The DVD previews the soon-to-be-released “Ninety Miles Project” documentary. It begins with a shot taken from the back seat of a 1955 DeSoto being driven through the streets of Havana by Harris, Sánchez and Scott, then switches to a shot of them leisurely fishing before it moves into the interviews, street scenes of Havana and live performances. The documentary is directed by Devin DeHaven. DeHaven has visually captured the musical empathy and approval of the musicians as they create in live performance. One can “see” them listening and “hear” them seeing the concept before them. The sneak peek includes two live tunes from the CD: “City Sunrise” and “La Fiesta Va”. One can sense the appreciation and high respect that the musicians have for each other throughout these performances. When referring to this cultural collaboration, López-Nussa states (translated from Spanish) “ This is what we live from, this is what we feed from” to which Harris adds, “Human beings are so much bigger than ‘culture’ – we are all the same”.

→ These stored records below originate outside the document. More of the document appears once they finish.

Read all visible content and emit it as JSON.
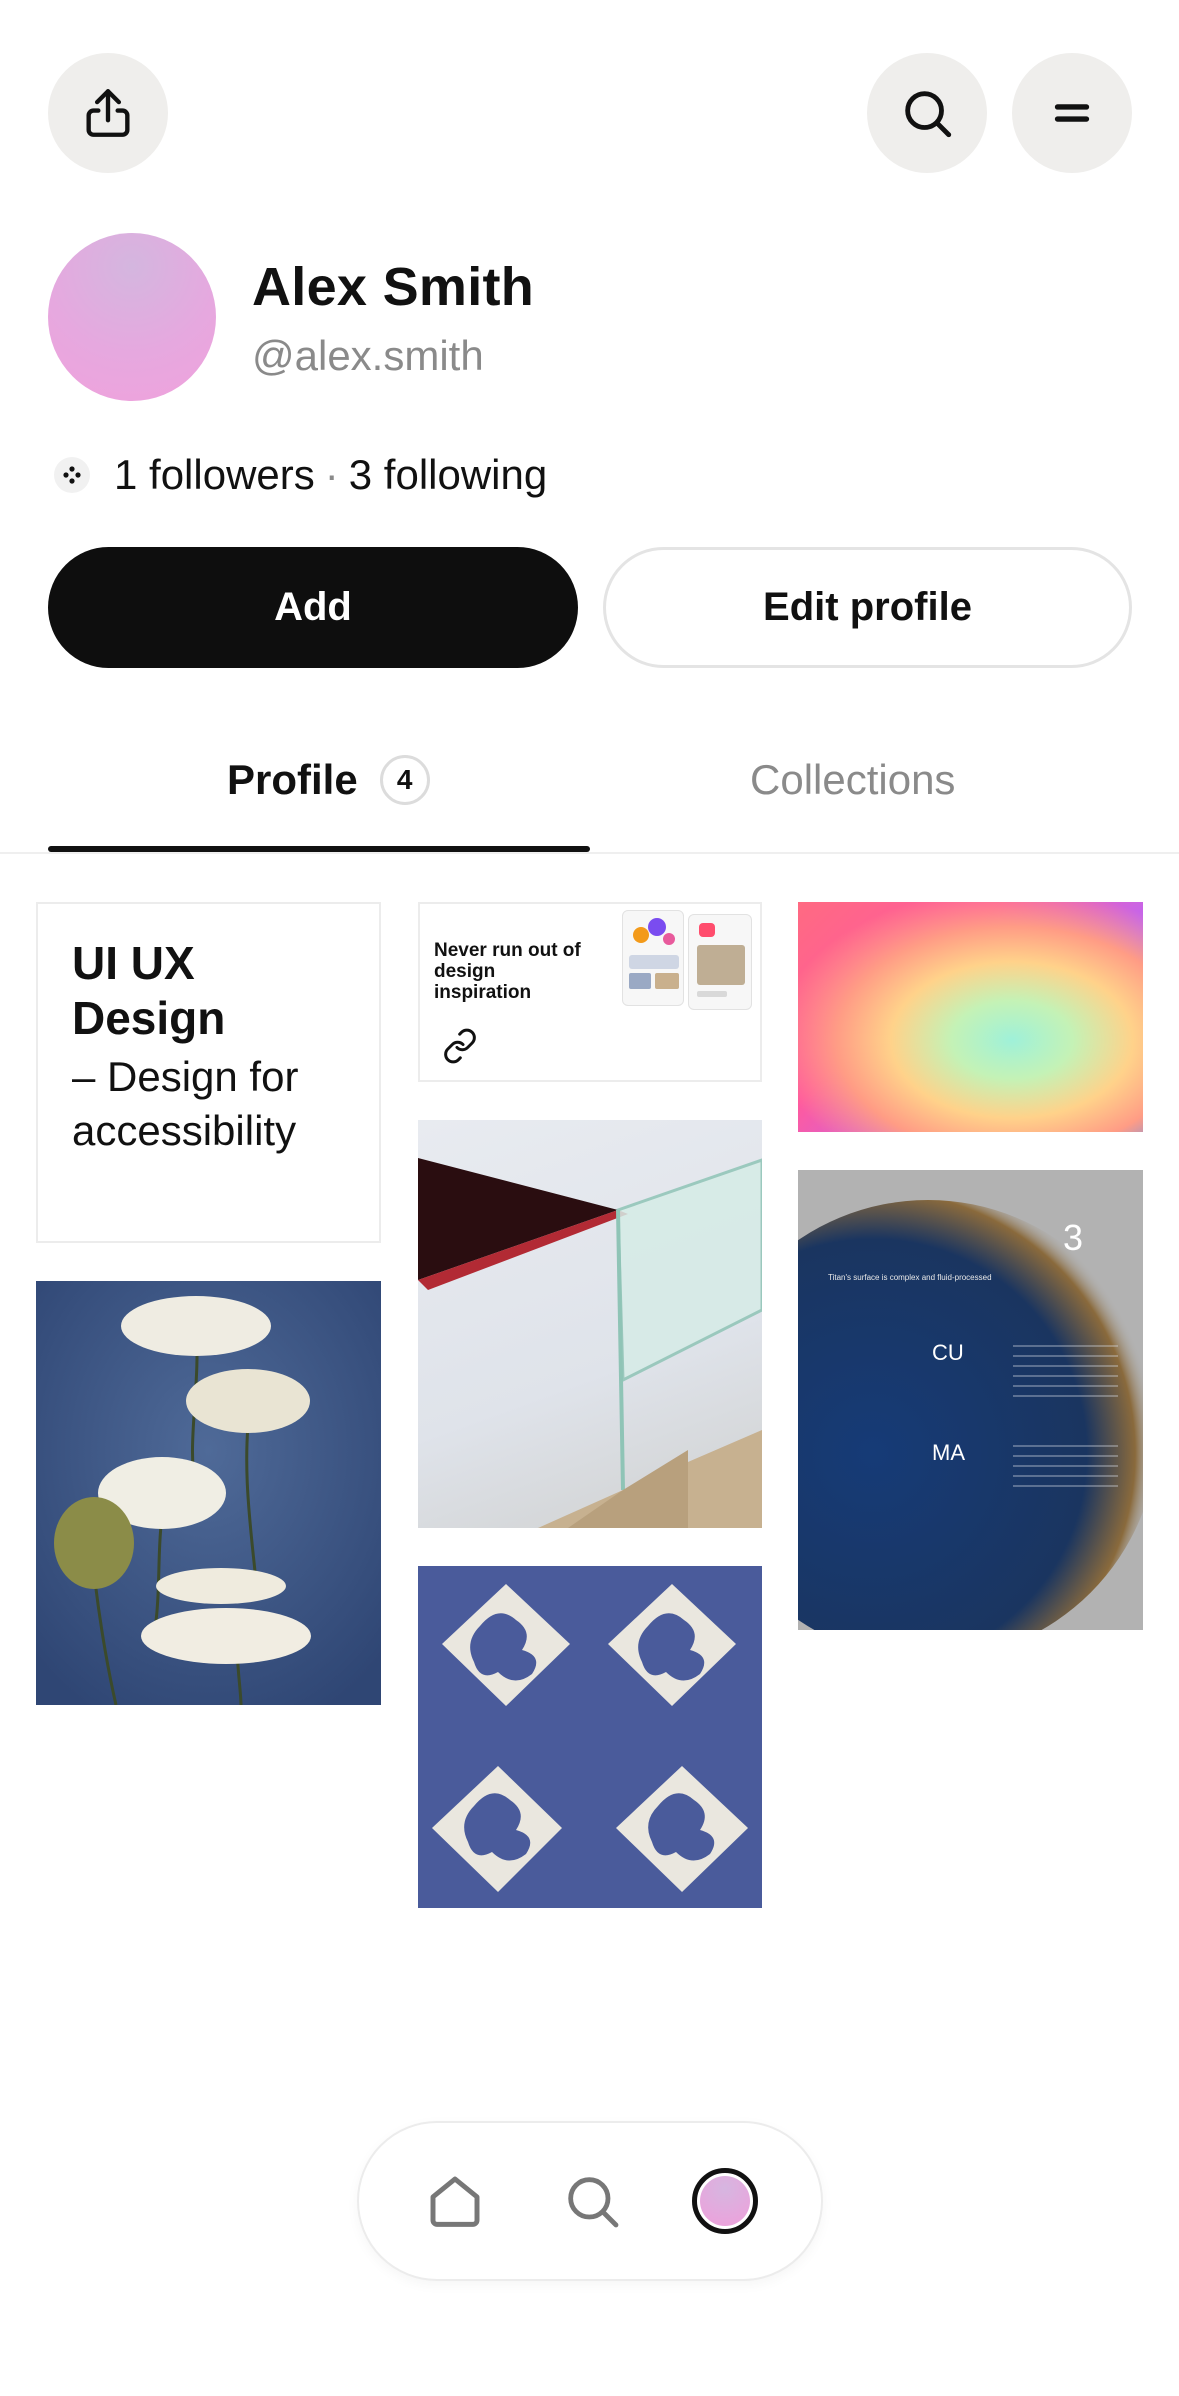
{
  "header": {
    "share_icon": "share-icon",
    "search_icon": "search-icon",
    "menu_icon": "menu-icon"
  },
  "profile": {
    "name": "Alex Smith",
    "handle": "@alex.smith",
    "followers_text": "1 followers",
    "separator": "·",
    "following_text": "3 following"
  },
  "actions": {
    "add_label": "Add",
    "edit_label": "Edit profile"
  },
  "tabs": {
    "profile_label": "Profile",
    "profile_count": "4",
    "collections_label": "Collections"
  },
  "cards": {
    "text_card_title": "UI UX Design",
    "text_card_subtitle": "– Design for accessibility",
    "link_card_text": "Never run out of design inspiration",
    "cuma_number": "3",
    "cuma_caption": "Titan's surface is complex and fluid-processed",
    "cuma_line1": "CU",
    "cuma_line2": "MA"
  },
  "nav": {
    "home_icon": "home-icon",
    "search_icon": "search-icon",
    "profile_icon": "avatar"
  },
  "colors": {
    "primary_button": "#0e0e0e",
    "muted_text": "#8a8a8a",
    "icon_button_bg": "#efeeec"
  }
}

This is a CD/DVD set to add to any Latin jazz fan’s collection.